We’ve all received the weekly Target, Old Navy and Bath and Body Works emails, full of rich imagery and specials. News, coupons and more are being delivered constantly to inboxes in lieu of costly direct mail fliers. Email marketing allows companies to send informative and compelling information to a large number of subscribers simultaneously, which also means consumers get the message precisely when a company wants them to receive it.
Email marketing makes message delivery seemingly simple and automated. Although you can’t force your clientele to read and thoroughly understand every message, you can provide enticing news and offerings to pique their interest and eventually gain a working relationship. This is the surface goal of email marketing: to generate leads.
Leads brought in from email marketing are usually already qualified to some degree as they’ve likely signed up via the website, at a trade show, etc., and were added to a mailing list. If they take action on the message they receive, then their qualification level should be increased. You’ll know they’re both in the target market and interested: two qualifications B2B salespeople dream about.
Email marketing is a great way to get out to your audience, but it is easy to overlook the complexities of a truly well-thought-out and developed message.
- Is it compatible with popular email clients, like Outlook, Gmail, Hotmail and Yahoo?
- Does it scale properly when viewed on a phone, tablet or desktop?
- How about the different operating systems within phones and desktops, like iOS, Android, Windows and Mac OSX?
These are items a seasoned email designer takes into consideration when creating an electronic dispatch. This ensures your message will hit the audience in a way that captivates them to click through to the website and learn more.
First and foremost, an advanced email designer must be fluent in HTML. There are providers who will allow you to drag and drop content into a template, in a “what you see is what you get” fashion, but those generic messages are generally not nearly as compelling as a uniquely branded and well-designed creation.
Creating nested tables to align images and paragraphs is where it all starts. Beyond that, altering cell widths and heights to create the perfect spacing is where most time is spent. There are certain best practices that save time, like creating the message inside a centered, fixed-width table with a color-branded backdrop to account for almost all screen sizes, but even those practices are becoming old hat with up-and-coming responsive email templates that expand and collapse with different screen widths.
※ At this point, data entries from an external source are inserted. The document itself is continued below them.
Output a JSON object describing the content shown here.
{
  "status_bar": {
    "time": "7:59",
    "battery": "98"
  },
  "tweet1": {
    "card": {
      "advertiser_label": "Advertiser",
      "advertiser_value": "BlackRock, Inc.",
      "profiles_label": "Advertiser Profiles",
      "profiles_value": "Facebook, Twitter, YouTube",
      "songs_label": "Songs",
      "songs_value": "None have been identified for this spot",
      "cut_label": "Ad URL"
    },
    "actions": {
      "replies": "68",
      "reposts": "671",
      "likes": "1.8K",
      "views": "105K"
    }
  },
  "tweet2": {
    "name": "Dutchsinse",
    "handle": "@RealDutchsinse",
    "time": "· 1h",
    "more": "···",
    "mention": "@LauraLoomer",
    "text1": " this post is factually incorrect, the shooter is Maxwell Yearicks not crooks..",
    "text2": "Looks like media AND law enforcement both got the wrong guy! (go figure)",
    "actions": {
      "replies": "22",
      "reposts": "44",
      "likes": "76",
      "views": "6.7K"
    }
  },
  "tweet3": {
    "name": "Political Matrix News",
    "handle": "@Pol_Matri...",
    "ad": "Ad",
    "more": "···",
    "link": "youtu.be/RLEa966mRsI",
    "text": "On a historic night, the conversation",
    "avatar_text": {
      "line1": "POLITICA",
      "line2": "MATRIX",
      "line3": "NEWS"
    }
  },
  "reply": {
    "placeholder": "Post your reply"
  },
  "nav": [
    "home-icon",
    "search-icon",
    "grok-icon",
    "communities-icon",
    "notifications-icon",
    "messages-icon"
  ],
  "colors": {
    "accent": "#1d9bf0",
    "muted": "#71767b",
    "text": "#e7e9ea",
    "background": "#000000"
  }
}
CSS can save a lot of time when designing email templates. A designer can categorize each font size and color that will be used, along with many other customizations, and can simply apply a category to each cell, paragraph and sentence, rather than individually formatting each one using lengthy code. The downside is that CSS is not universally supported, meaning a designer usually still needs to convert traditional CSS into inline CSS. There are websites that will do this conversion for you, but it is normally best to do the code yourself to troubleshoot any incompatibilities.
Even if you’re not knowledgeable with design or coding, the important thing to know is that building a customized email means your message influences its layout and, therefore, your message be presented in a much more compelling way.
Regardless of HTML and CSS standards, the fact is that the recipients of your emails will continue to use different, and often old, email clients on both old and new platforms. Design could require two entirely different approaches to perfect a message on Outlook 2007 and also on iOS 7. Even then, an email on Outlook 2007 may appear differently on Windows than it would in its counterpart, Outlook 2008 on Mac, and the same goes for iOS 7 on iPhone versus iPad. Thankfully, there are now testing services (Litmus, Email on Acid) where a designer can submit an email template to test across more than 40 different clients and platforms. When it comes down to it, a great designer creates, tests and recreates universally compatible messages that hit the biggest audience as cleanly and effectively as possible.